They don't look too much like catfish. They don't taste like them, either - at least to catfish connoisseurs. But Vietnamese basa and tra fish often fool consumers in the United States, where they're sometimes billed as Asian catfish. Sometimes they're even labeled Delta grown.

That's the Mekong Delta, not the Mississippi.

American-bred catfish - mostly farmed in the Southeast United States - dominate the world market, but the region's farmers are on the defensive against growing foreign competition of basa and tra.

Meeting recently in Atlanta to promote American-bred catfish, industry leaders voiced their frustration with how Chinese and Vietnamese farmers have been nibbling away at their customers with prices that are between 50 cents and a dollar per pound cheaper.

While the federal government predicts that 560-million pounds of American farm-raised catfish will be processed this year, a drop of 15 percent from three years ago, foreign rivals are making up ground.

More than 24-million pounds of Vietnamese basa and tra have been shipped to the United States this year, doubling last year's total.
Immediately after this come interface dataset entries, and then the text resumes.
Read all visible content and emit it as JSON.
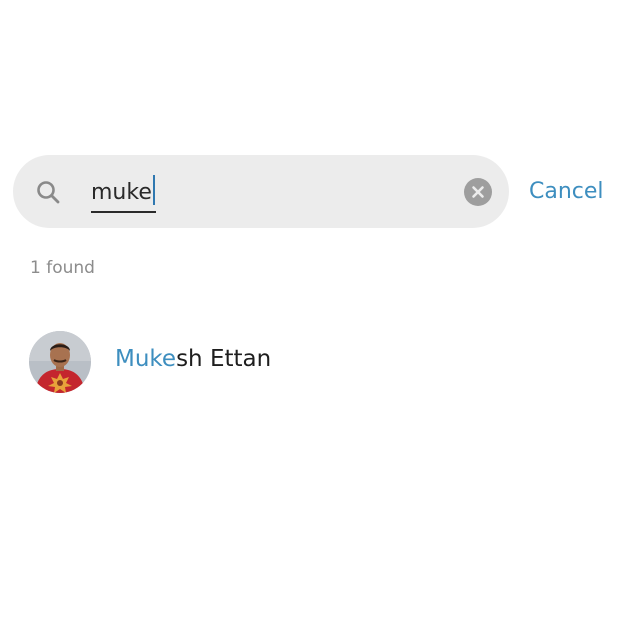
{
  "search": {
    "query": "muke",
    "cancel_label": "Cancel"
  },
  "results": {
    "count_label": "1 found",
    "items": [
      {
        "name_match": "Muke",
        "name_rest": "sh Ettan"
      }
    ]
  },
  "colors": {
    "accent": "#3d8ebf",
    "search_background": "#ececec",
    "muted_text": "#8c8c8c",
    "clear_icon": "#9e9e9e"
  },
  "icons": {
    "search": "search-icon",
    "clear": "clear-icon"
  }
}
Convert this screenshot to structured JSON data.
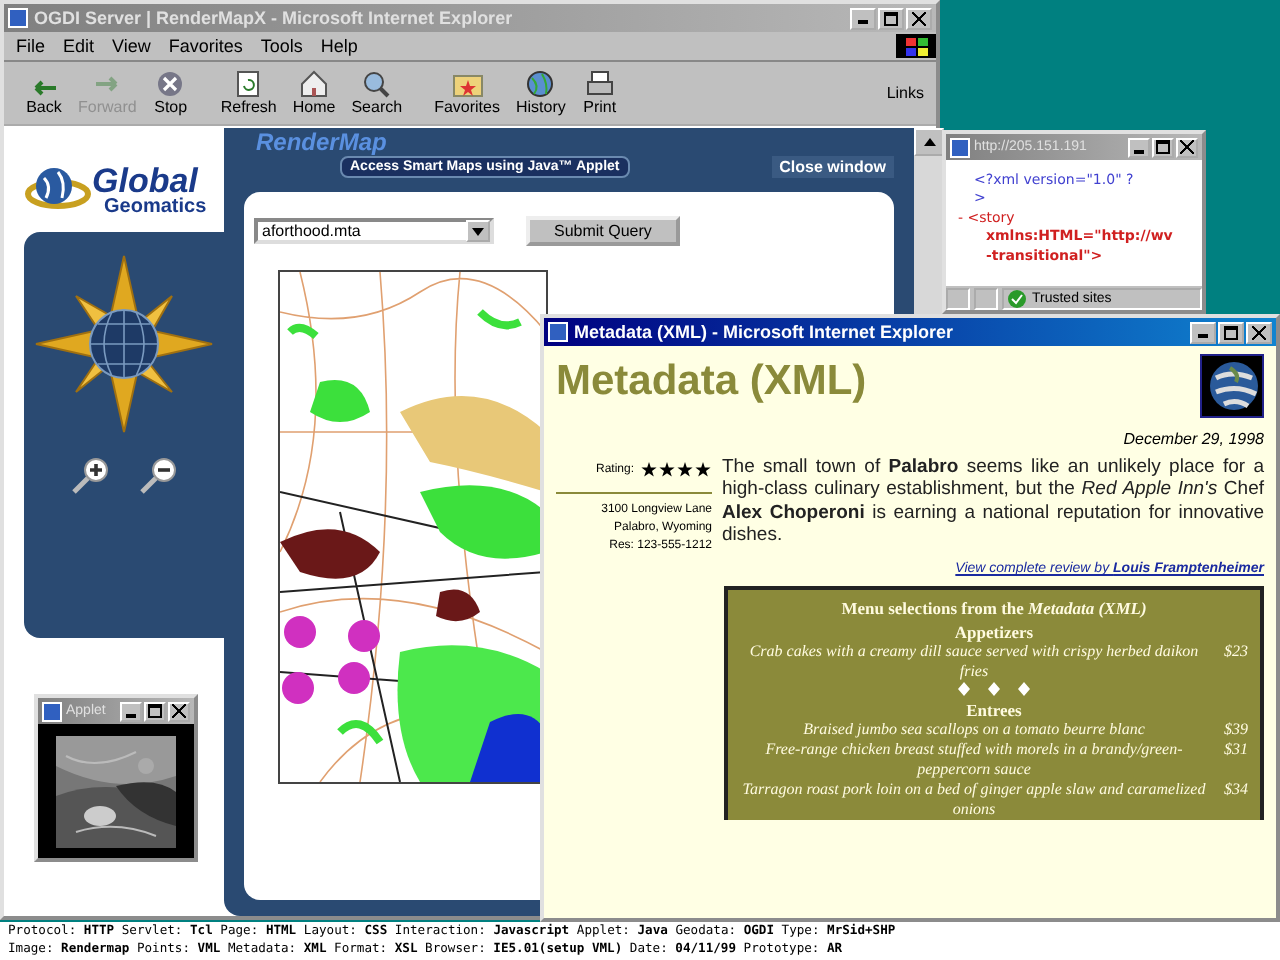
{
  "main_window": {
    "title": "OGDI Server | RenderMapX - Microsoft Internet Explorer",
    "menu": [
      "File",
      "Edit",
      "View",
      "Favorites",
      "Tools",
      "Help"
    ],
    "toolbar": [
      {
        "label": "Back",
        "disabled": false
      },
      {
        "label": "Forward",
        "disabled": true
      },
      {
        "label": "Stop",
        "disabled": false
      },
      {
        "label": "Refresh",
        "disabled": false
      },
      {
        "label": "Home",
        "disabled": false
      },
      {
        "label": "Search",
        "disabled": false
      },
      {
        "label": "Favorites",
        "disabled": false
      },
      {
        "label": "History",
        "disabled": false
      },
      {
        "label": "Print",
        "disabled": false
      }
    ],
    "links": "Links",
    "logo": {
      "line1": "Global",
      "line2": "Geomatics"
    },
    "rendermap": {
      "title": "RenderMap",
      "tagline": "Access Smart Maps using Java™ Applet",
      "close": "Close window",
      "file": "aforthood.mta",
      "submit": "Submit Query"
    }
  },
  "applet_window": {
    "title": "Applet"
  },
  "xml_window": {
    "title": "http://205.151.191",
    "lines": [
      {
        "text": "<?xml version=\"1.0\" ?",
        "color": "#4040d0"
      },
      {
        "text": ">",
        "color": "#4040d0"
      },
      {
        "text": "- <story",
        "color": "#d02020"
      },
      {
        "text": "xmlns:HTML=\"http://wv",
        "color": "#d02020"
      },
      {
        "text": "-transitional\">",
        "color": "#d02020"
      }
    ],
    "status": "Trusted sites"
  },
  "metadata_window": {
    "title": "Metadata (XML) - Microsoft Internet Explorer",
    "heading": "Metadata (XML)",
    "date": "December 29, 1998",
    "rating_label": "Rating:",
    "stars": 4,
    "address": [
      "3100 Longview Lane",
      "Palabro, Wyoming",
      "Res: 123-555-1212"
    ],
    "review": "The small town of **Palabro** seems like an unlikely place for a high-class culinary establishment, but the *Red Apple Inn's* Chef **Alex Choperoni** is earning a national reputation for innovative dishes.",
    "review_link": "View complete review by **Louis Framptenheimer**",
    "menu_title": "Menu selections from the *Metadata (XML)*",
    "sections": [
      {
        "name": "Appetizers",
        "items": [
          {
            "dish": "Crab cakes with a creamy dill sauce served with crispy herbed daikon fries",
            "price": "$23"
          }
        ]
      },
      {
        "name": "Entrees",
        "items": [
          {
            "dish": "Braised jumbo sea scallops on a tomato beurre blanc",
            "price": "$39"
          },
          {
            "dish": "Free-range chicken breast stuffed with morels in a brandy/green-peppercorn sauce",
            "price": "$31"
          },
          {
            "dish": "Tarragon roast pork loin on a bed of ginger apple slaw and caramelized onions",
            "price": "$34"
          }
        ]
      }
    ]
  },
  "info_lines": [
    "Protocol: **HTTP** Servlet: **Tcl** Page: **HTML** Layout: **CSS** Interaction: **Javascript** Applet: **Java** Geodata: **OGDI** Type: **MrSid+SHP**",
    "Image: **Rendermap** Points: **VML** Metadata: **XML** Format: **XSL** Browser: **IE5.01(setup VML)** Date: **04/11/99** Prototype: **AR**"
  ]
}
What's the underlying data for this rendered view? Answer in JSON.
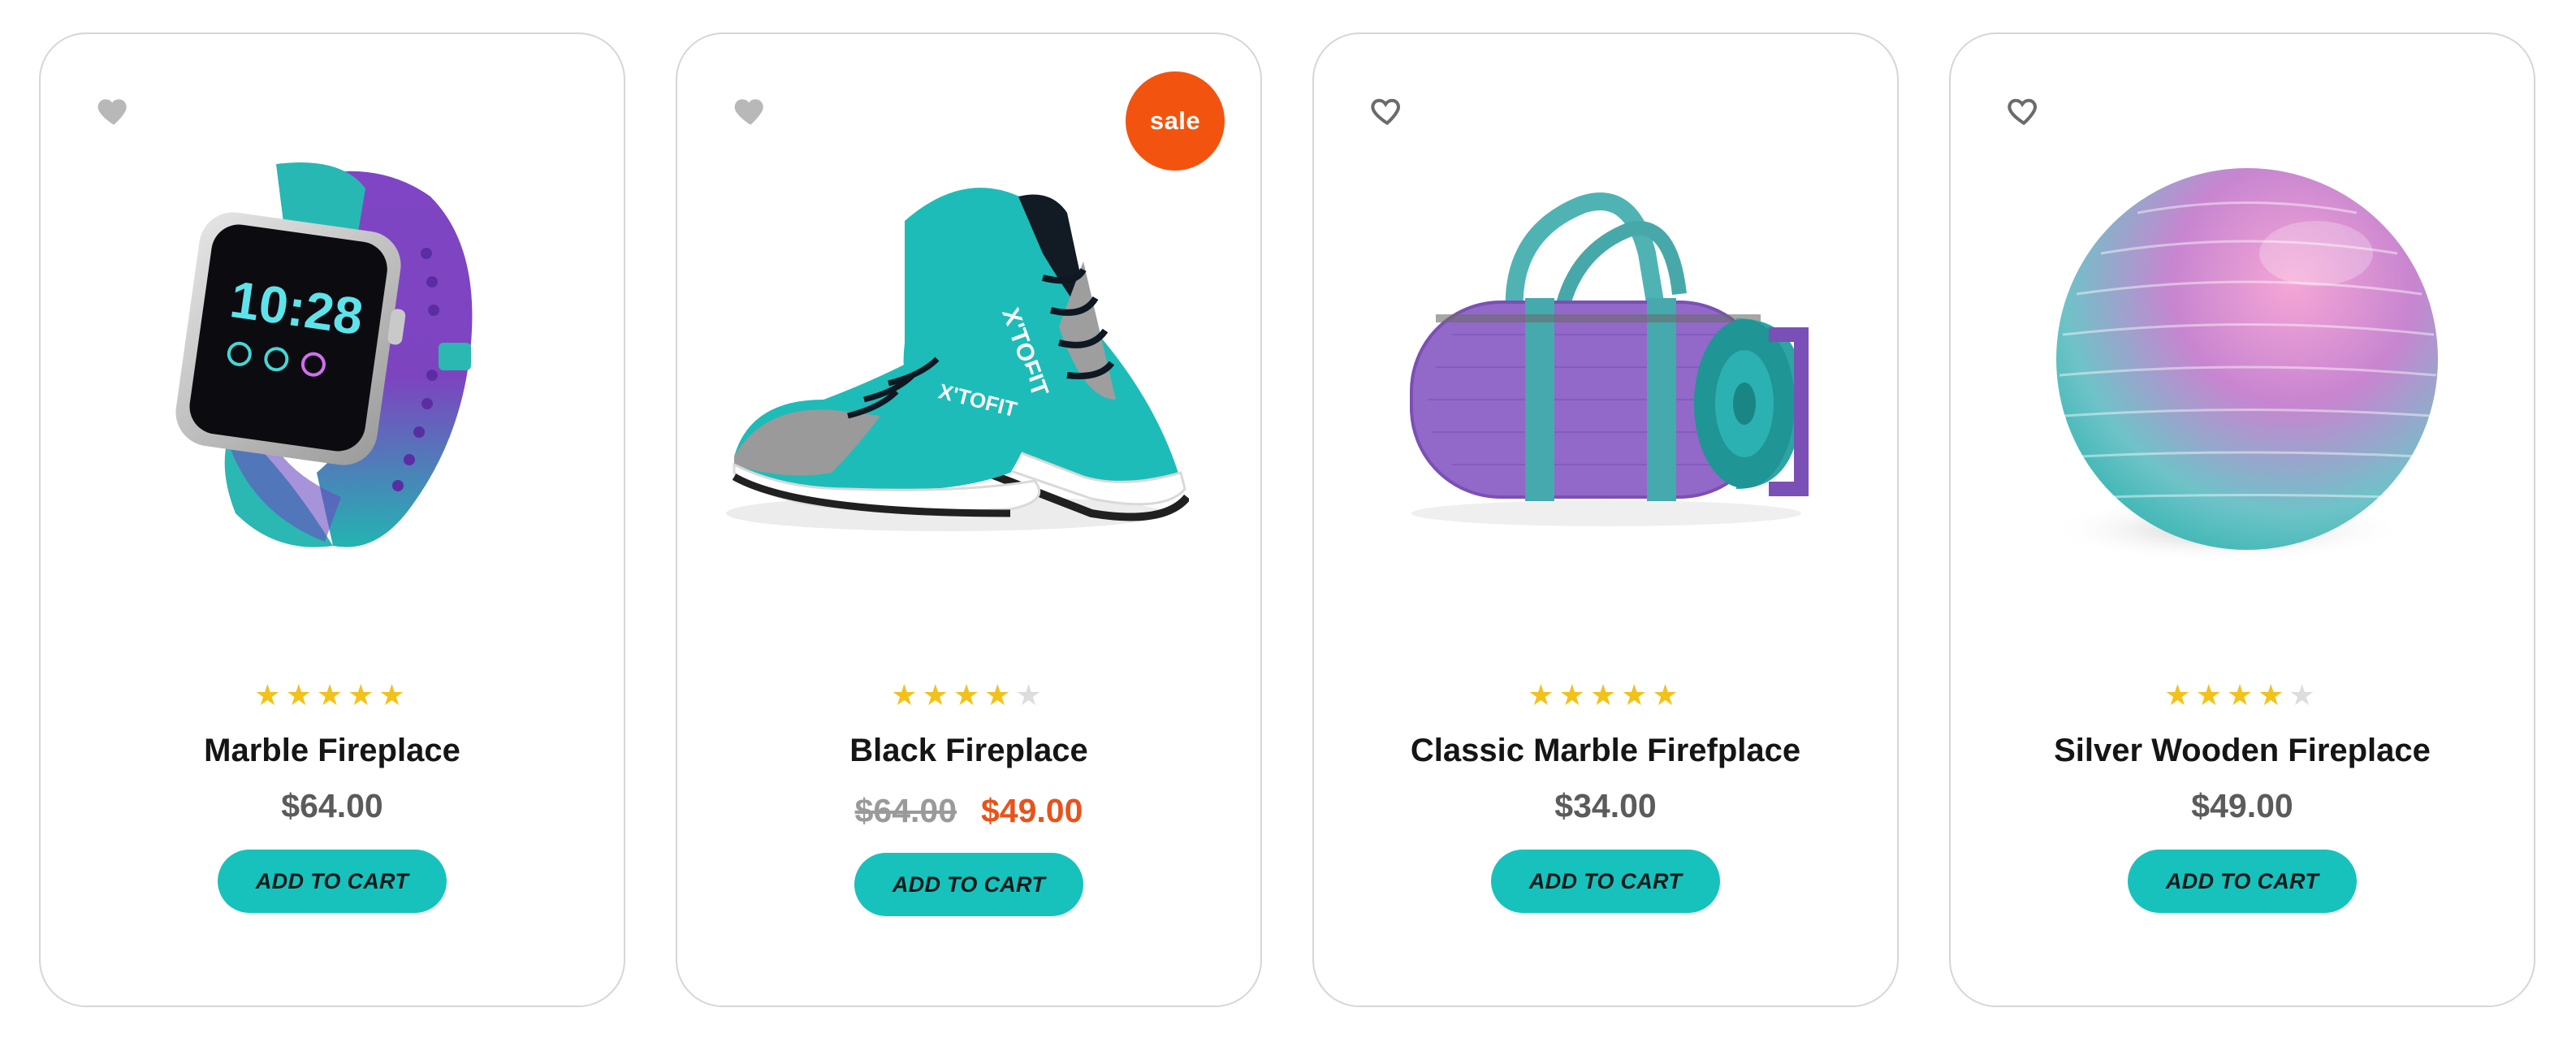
{
  "products": [
    {
      "image": "smartwatch-image",
      "watch_time": "10:28",
      "favorite_icon": "heart-filled-icon",
      "rating": 5,
      "rating_max": 5,
      "name": "Marble Fireplace",
      "price": "$64.00",
      "cart_label": "ADD TO CART"
    },
    {
      "image": "sneakers-image",
      "shoe_brand": "X'TOFIT",
      "favorite_icon": "heart-filled-icon",
      "badge": "sale",
      "rating": 4,
      "rating_max": 5,
      "name": "Black Fireplace",
      "old_price": "$64.00",
      "price": "$49.00",
      "cart_label": "ADD TO CART"
    },
    {
      "image": "gym-bag-image",
      "favorite_icon": "heart-outline-icon",
      "rating": 5,
      "rating_max": 5,
      "name": "Classic Marble Firefplace",
      "price": "$34.00",
      "cart_label": "ADD TO CART"
    },
    {
      "image": "exercise-ball-image",
      "favorite_icon": "heart-outline-icon",
      "rating": 4,
      "rating_max": 5,
      "name": "Silver Wooden Fireplace",
      "price": "$49.00",
      "cart_label": "ADD TO CART"
    }
  ],
  "colors": {
    "accent_teal": "#17c2bd",
    "sale_orange": "#f2540f",
    "star_gold": "#f2c21a",
    "star_empty": "#dddddd",
    "card_border": "#d6d6d6"
  }
}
And catfish imports from China have almost tripled, rising to 4.1-million pounds of frozen fillets, according to the National Marine Fisheries Service.

Another spike looms if the U.S. agrees to a pact that would permanently normalize trade relations with Vietnam, which President Bush discussed with Vietnamese executives during an eight-day trip to Asia. .

The agreement along with Vietnam's entry into the WTO would require the country to slash tariffs and trade barriers.

The plan is expected to pass Congress, although the Catfish Institute, a Jackson, Miss., group, has tried to stave off a deal.

"While Asian seafood imports are growing rapidly, federal inspections and testing of this food remains inadequate, at best," said Roger Barlow, the institute's president.

To environmentalists, who consider catfish among the greenest of seafoods, the foreign surge is a cause for concern.

"Where we go as a globe in terms of dealing with these issues will be driven by what's happening in China," said George Leonard, a scientist with the Seafood Watch program at Monterey Bay Aquarium in California.

"We need to work at what we do here so U.S. practices can be models," he said during a catfish conference in September at the Georgia Aquarium.